In 1982, trikes were illegal in Norway; two-seaters were illegal in West Germany; Switzerland had very strict regulations, as did Australia. For example, in Australia there was to be 'no crossing of any tarmac surfaced road and a maximum flying height of 300 ft (91 m).
The Baroudeur was a French aircraft. The pilot wrote to Norman Burr - "An Italian friend told us that [ULM} flying is forbidden or more exactly not really authorised but importation of a ULM is not forbidden... so I'm really an outlaw, I think!"
On the regulation front, the CAA wanted aircraft registered, pilots licensed, and aircraft designs type-approved. It was accepted that the status quo could not be maintained, and Flight Line called for responsible action in order that control of the sport could remain with those taking part in it.
The BMAA planned to set up its own training arrangements, company approval schemes and airworthiness inspections: the birth of the system we fly within today. The fear was that these schemes would be managed directly by the CAA, which by its nature would have less time for and understanding of the idiosyncrasies of microlight flying.
By the end of the year, membership of the BMAA stood at almost 2500. Every microlight had to display registration letters for the first time as a legal requirement.
Despite the constraints imposed by the regulations, exciting flying was still taking place. Three microlights flew the length of New Zealand, from Cape Reiga to Bluff - some 2000 miles. This provided many New Zealanders with their first ever glimpse of a microlight. One Northland Maori was quoted as saying: "I had to come along and see this when my kid said there's some pedal planes up there"
Aviation history was made when the three were joined for the final stage of the flight by Murray Hagan in his Pterodactyl Ascender, and Graeme Henderson in his Shark Trike. This was the biggest assembly of microlights ever to gather in New Zealand, wrote Nick Brown at the time.
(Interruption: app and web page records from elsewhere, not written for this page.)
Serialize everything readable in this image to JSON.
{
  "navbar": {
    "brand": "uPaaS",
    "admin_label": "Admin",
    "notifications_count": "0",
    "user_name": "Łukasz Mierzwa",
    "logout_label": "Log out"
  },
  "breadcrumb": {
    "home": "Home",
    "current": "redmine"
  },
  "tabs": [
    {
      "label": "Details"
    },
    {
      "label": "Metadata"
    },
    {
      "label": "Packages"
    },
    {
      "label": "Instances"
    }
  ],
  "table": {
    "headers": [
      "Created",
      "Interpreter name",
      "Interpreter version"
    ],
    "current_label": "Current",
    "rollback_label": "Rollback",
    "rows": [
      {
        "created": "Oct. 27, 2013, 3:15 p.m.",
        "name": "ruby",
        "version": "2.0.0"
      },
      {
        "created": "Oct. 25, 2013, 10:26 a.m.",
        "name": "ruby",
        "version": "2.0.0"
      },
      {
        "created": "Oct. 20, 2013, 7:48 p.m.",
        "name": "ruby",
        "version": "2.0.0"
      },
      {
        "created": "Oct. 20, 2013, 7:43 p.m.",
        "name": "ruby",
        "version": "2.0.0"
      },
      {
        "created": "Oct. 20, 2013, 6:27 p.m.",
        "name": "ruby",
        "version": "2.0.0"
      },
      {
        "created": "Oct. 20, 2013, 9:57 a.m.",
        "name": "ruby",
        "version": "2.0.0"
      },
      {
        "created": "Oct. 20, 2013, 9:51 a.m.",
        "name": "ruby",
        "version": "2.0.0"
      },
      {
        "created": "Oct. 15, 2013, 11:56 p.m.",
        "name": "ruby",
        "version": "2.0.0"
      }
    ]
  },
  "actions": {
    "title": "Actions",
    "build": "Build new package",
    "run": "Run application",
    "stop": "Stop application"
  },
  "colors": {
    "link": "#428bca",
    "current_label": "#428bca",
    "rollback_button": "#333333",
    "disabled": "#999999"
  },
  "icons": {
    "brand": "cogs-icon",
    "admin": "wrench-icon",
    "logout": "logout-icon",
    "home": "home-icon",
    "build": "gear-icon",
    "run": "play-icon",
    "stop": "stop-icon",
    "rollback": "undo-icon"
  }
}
The Journey took some 41 hr 25 minutes flying time, at an average speed of 49 mph (79 kph). Ken Asplin and Trevor Barrett flew Mirages, while Marty Waller flew his Quicksilver MX.
Back in Britain, 1982 saw the introduction of a completely new UK designed aircraft, the Dragon. This comprised a two-seater side-by-side trainer with conventional 3-axis controls. It was intended that this machine would meet the needs of a training market created from the introduction of licensing.
Image: The Dragon - Designed & built by The Dragon Light Aircraft Company, based in South Glamorgan, Wales.
Other microlights that had been flight tested by Flight Line by the end of 1982 included:
- The Mirage II (US)
- The Hummer (US)
- The Weedhopper 2 (US)
- The Tri-Flyer (UK)
- The Tri-Pacer (UK)
- The Striker (UK)
- The Typhoon (UK)
- The Pathfinder 330 (UK)
Image: A Mainair Tri-flyer with Typhoon wing. This trike was introduced in 1982 and was flown with a variety of wings. Most popular was the Solar Wings Typhoon S. This combination was used by Bob Calvert to break the World altitude record in January 1982.
Image: This Phantom was based on an American design, but fitted with a Robin engine for the European market. Flight Line found that the Phantom provided for test remained fully controllable on a day when many other microlights of this time would have been grounded due to the blustery conditions.